In  his gracious manner, Bo introduced JB and me to the committee members and to my pleasant surprise, I noticed that Mr. Byers had arrived and taken the empty chair next to the legendary Texas football coach Darrel Royal. Both sides of the rectangular meeting setup were full, But directly in front of me sat Byers and Royal.

Listening to Bo’s introduction, I must admit that I was momentarily intimidated by the sight of he two powerful men facing me. Stern, sincere Royal, arms folded across his chest, studied us with a non-committal look. Even more imposing, the fabled NCAA czar, Byers, with his shock of white hair  and equally impassive expression, waited for my presentation. Bo concluded his intro and we were on.

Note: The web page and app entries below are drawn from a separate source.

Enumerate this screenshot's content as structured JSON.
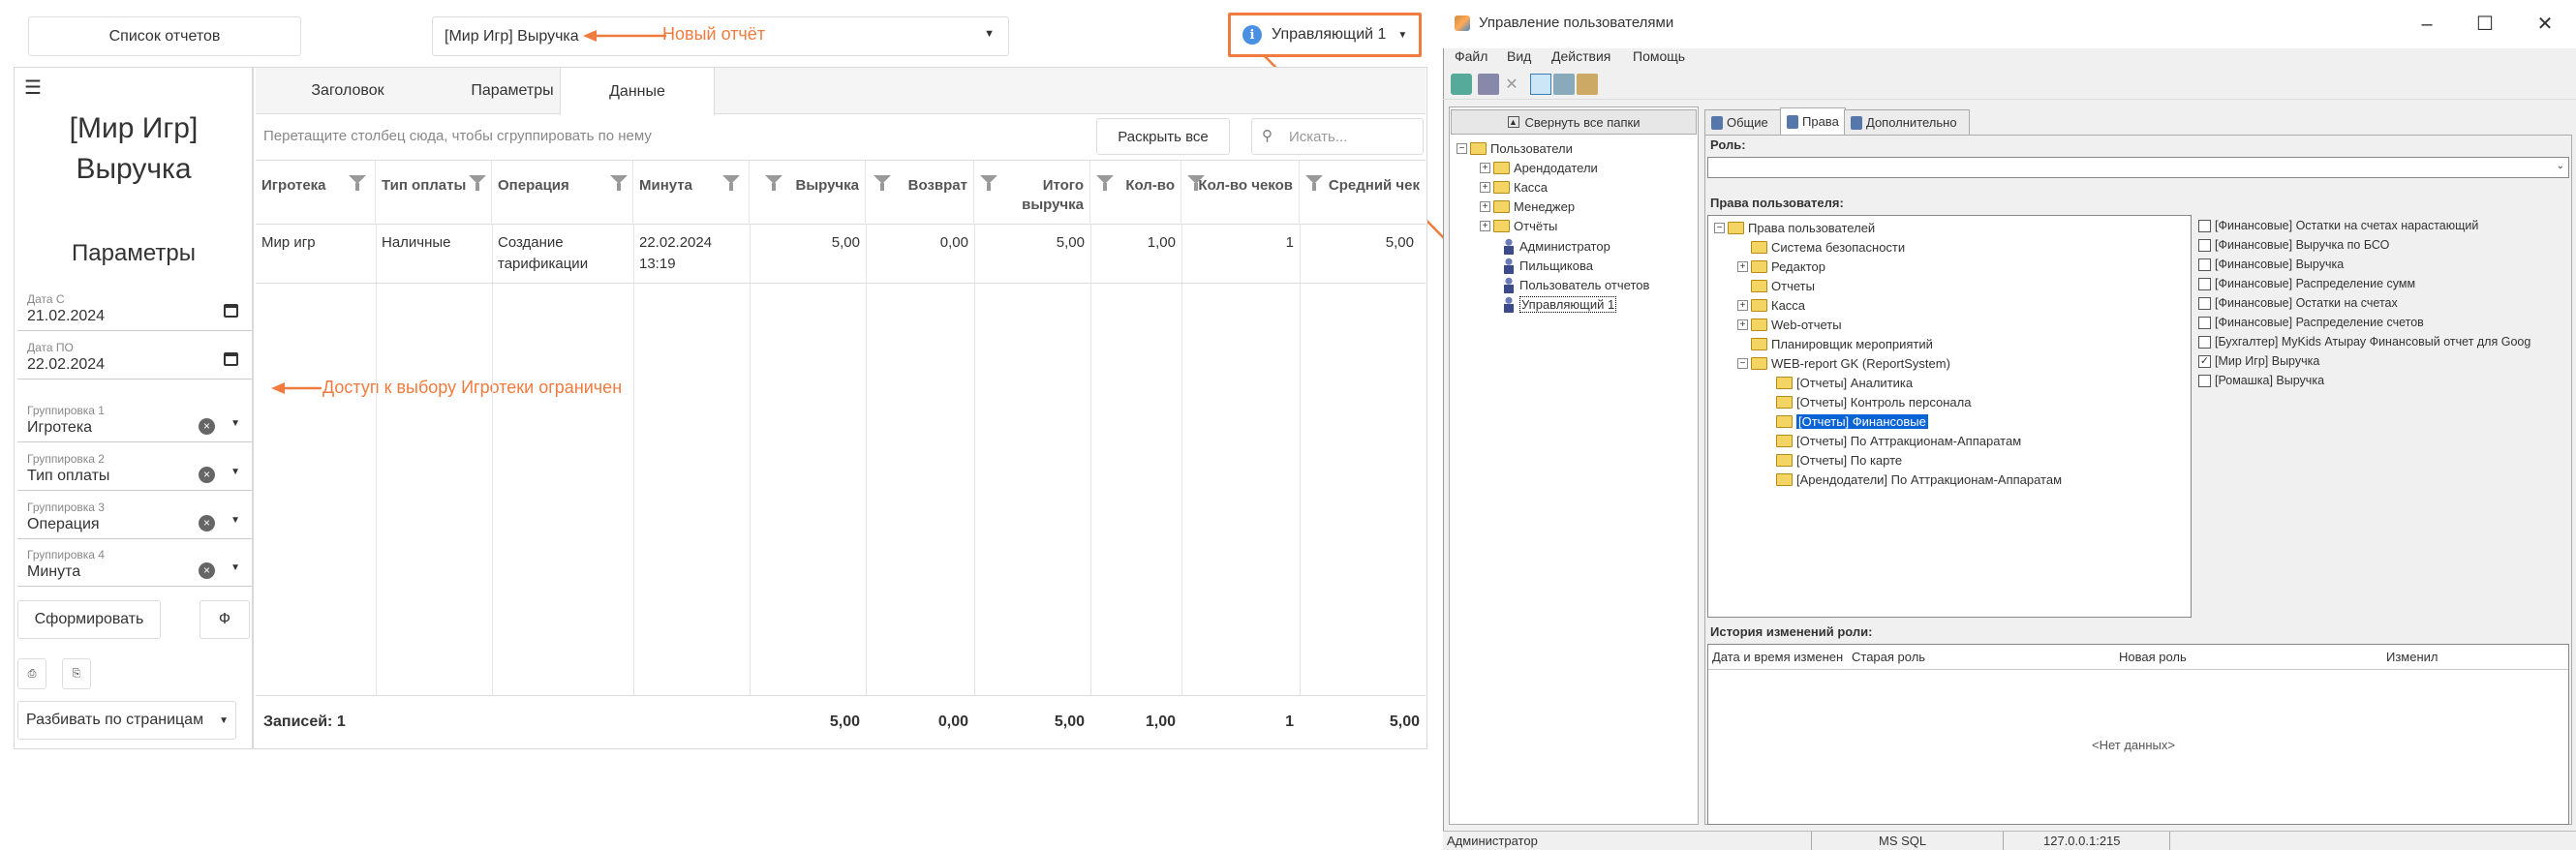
{
  "web": {
    "reports_list_btn": "Список отчетов",
    "report_select": "[Мир Игр] Выручка",
    "new_report_annotation": "Новый отчёт",
    "user_name": "Управляющий 1",
    "restriction_annotation": "Доступ к выбору Игротеки ограничен",
    "report_title_line1": "[Мир Игр]",
    "report_title_line2": "Выручка",
    "params_title": "Параметры",
    "fields": [
      {
        "label": "Дата С",
        "value": "21.02.2024",
        "kind": "date"
      },
      {
        "label": "Дата ПО",
        "value": "22.02.2024",
        "kind": "date"
      },
      {
        "label": "Группировка 1",
        "value": "Игротека",
        "kind": "select"
      },
      {
        "label": "Группировка 2",
        "value": "Тип оплаты",
        "kind": "select"
      },
      {
        "label": "Группировка 3",
        "value": "Операция",
        "kind": "select"
      },
      {
        "label": "Группировка 4",
        "value": "Минута",
        "kind": "select"
      }
    ],
    "generate_btn": "Сформировать",
    "f_btn": "Ф",
    "paging_select": "Разбивать по страницам",
    "tabs": [
      "Заголовок",
      "Параметры",
      "Данные"
    ],
    "active_tab": "Данные",
    "group_hint": "Перетащите столбец сюда, чтобы сгруппировать по нему",
    "expand_all_btn": "Раскрыть все",
    "search_placeholder": "Искать...",
    "columns": [
      "Игротека",
      "Тип оплаты",
      "Операция",
      "Минута",
      "Выручка",
      "Возврат",
      "Итого выручка",
      "Кол-во",
      "Кол-во чеков",
      "Средний чек"
    ],
    "rows": [
      [
        "Мир игр",
        "Наличные",
        "Создание тарификации",
        "22.02.2024 13:19",
        "5,00",
        "0,00",
        "5,00",
        "1,00",
        "1",
        "5,00"
      ]
    ],
    "footer_records": "Записей: 1",
    "footer_totals": [
      "5,00",
      "0,00",
      "5,00",
      "1,00",
      "1",
      "5,00"
    ]
  },
  "win": {
    "title": "Управление пользователями",
    "menu": [
      "Файл",
      "Вид",
      "Действия",
      "Помощь"
    ],
    "collapse_all": "Свернуть все папки",
    "tree": {
      "root": "Пользователи",
      "folders": [
        "Арендодатели",
        "Касса",
        "Менеджер",
        "Отчёты"
      ],
      "users": [
        "Администратор",
        "Пильщикова",
        "Пользователь отчетов",
        "Управляющий 1"
      ]
    },
    "tabs": [
      "Общие",
      "Права",
      "Дополнительно"
    ],
    "role_label": "Роль:",
    "rights_label": "Права пользователя:",
    "rights_tree": {
      "root": "Права пользователей",
      "items": [
        "Система безопасности",
        "Редактор",
        "Отчеты",
        "Касса",
        "Web-отчеты",
        "Планировщик мероприятий",
        "WEB-report GK (ReportSystem)"
      ],
      "sub": [
        "[Отчеты] Аналитика",
        "[Отчеты] Контроль персонала",
        "[Отчеты] Финансовые",
        "[Отчеты]  По Аттракционам-Аппаратам",
        "[Отчеты] По карте",
        "[Арендодатели] По Аттракционам-Аппаратам"
      ]
    },
    "rights_checks": [
      {
        "label": "[Финансовые] Остатки на счетах нарастающий",
        "checked": false
      },
      {
        "label": "[Финансовые] Выручка по БСО",
        "checked": false
      },
      {
        "label": "[Финансовые] Выручка",
        "checked": false
      },
      {
        "label": "[Финансовые] Распределение сумм",
        "checked": false
      },
      {
        "label": "[Финансовые] Остатки на счетах",
        "checked": false
      },
      {
        "label": "[Финансовые] Распределение счетов",
        "checked": false
      },
      {
        "label": "[Бухгалтер] MyKids Атырау Финансовый отчет для Goog",
        "checked": false
      },
      {
        "label": "[Мир Игр] Выручка",
        "checked": true
      },
      {
        "label": "[Ромашка] Выручка",
        "checked": false
      }
    ],
    "history_label": "История изменений роли:",
    "history_cols": [
      "Дата и время изменен",
      "Старая роль",
      "Новая роль",
      "Изменил"
    ],
    "no_data": "<Нет данных>",
    "status": [
      "Администратор",
      "MS SQL",
      "127.0.0.1:215"
    ]
  },
  "colors": {
    "accent": "#f07b3f",
    "selection": "#0a64d6"
  }
}
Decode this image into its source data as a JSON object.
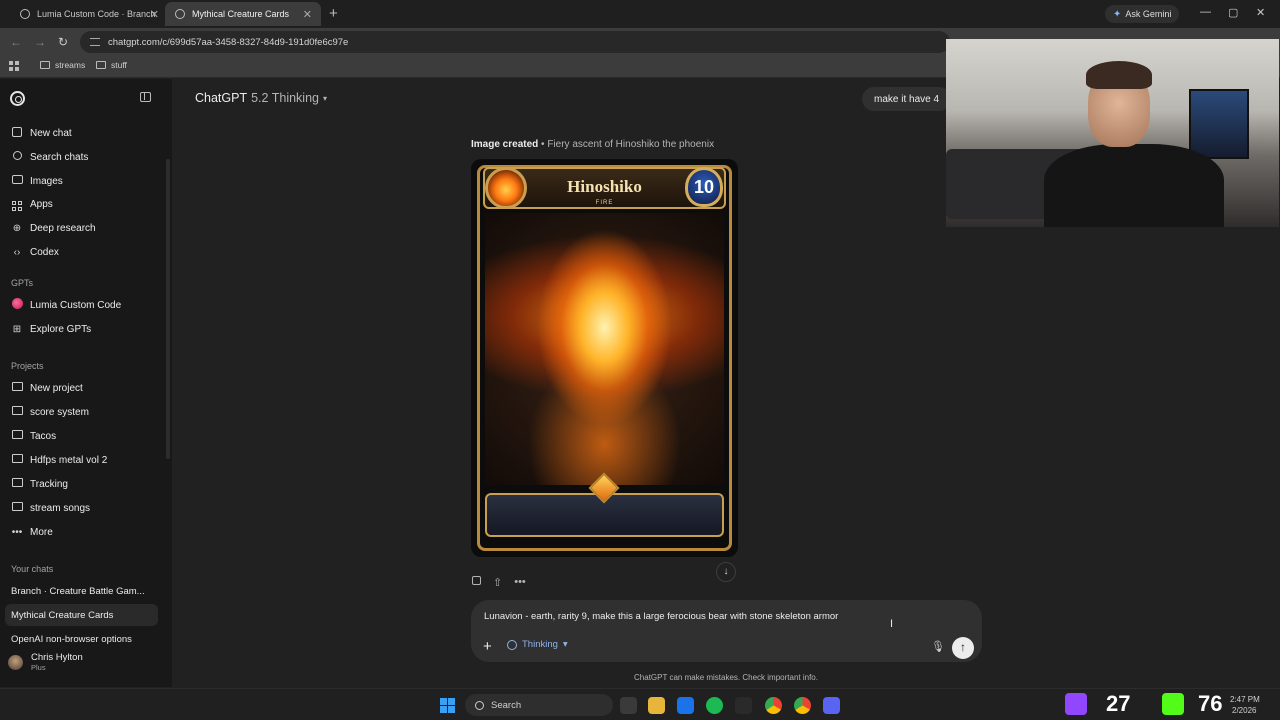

I told the same story I had told the day before at Getty and essentially told all these NCAA heavyweights what a great new thing we were planning for them. The excitement and enthusiasm were all one way. The reception of the presentation was polite and courteous with a few general questions and it was over. It should be be noted that neither Byers or Royal said a word…matter of fact their expressions barely changed throughout the presentation.

That was it. Bo thanked us and from his comments and some of the questions asked, we had an idea that we would be back for another meeting. Bo repeated his earlier comment about having a great idea and said Tom Hansen would be in touch. That ended the morning and JB and I were off to Denver to talk to the biggest cable TV Multiple System Operators (MSOs).

Wow…think about this: Monday at Getty to talk money; Tuesday with the NCAA TV Committee to talk programming; and Wednesday with cable TV’s corporate elite to talk customers.

Read the full story of the race to create ESPN at http://espnfounder.com/sjr_discount2011.htm. It’s a great holiday gift for the ESPN fans in your life.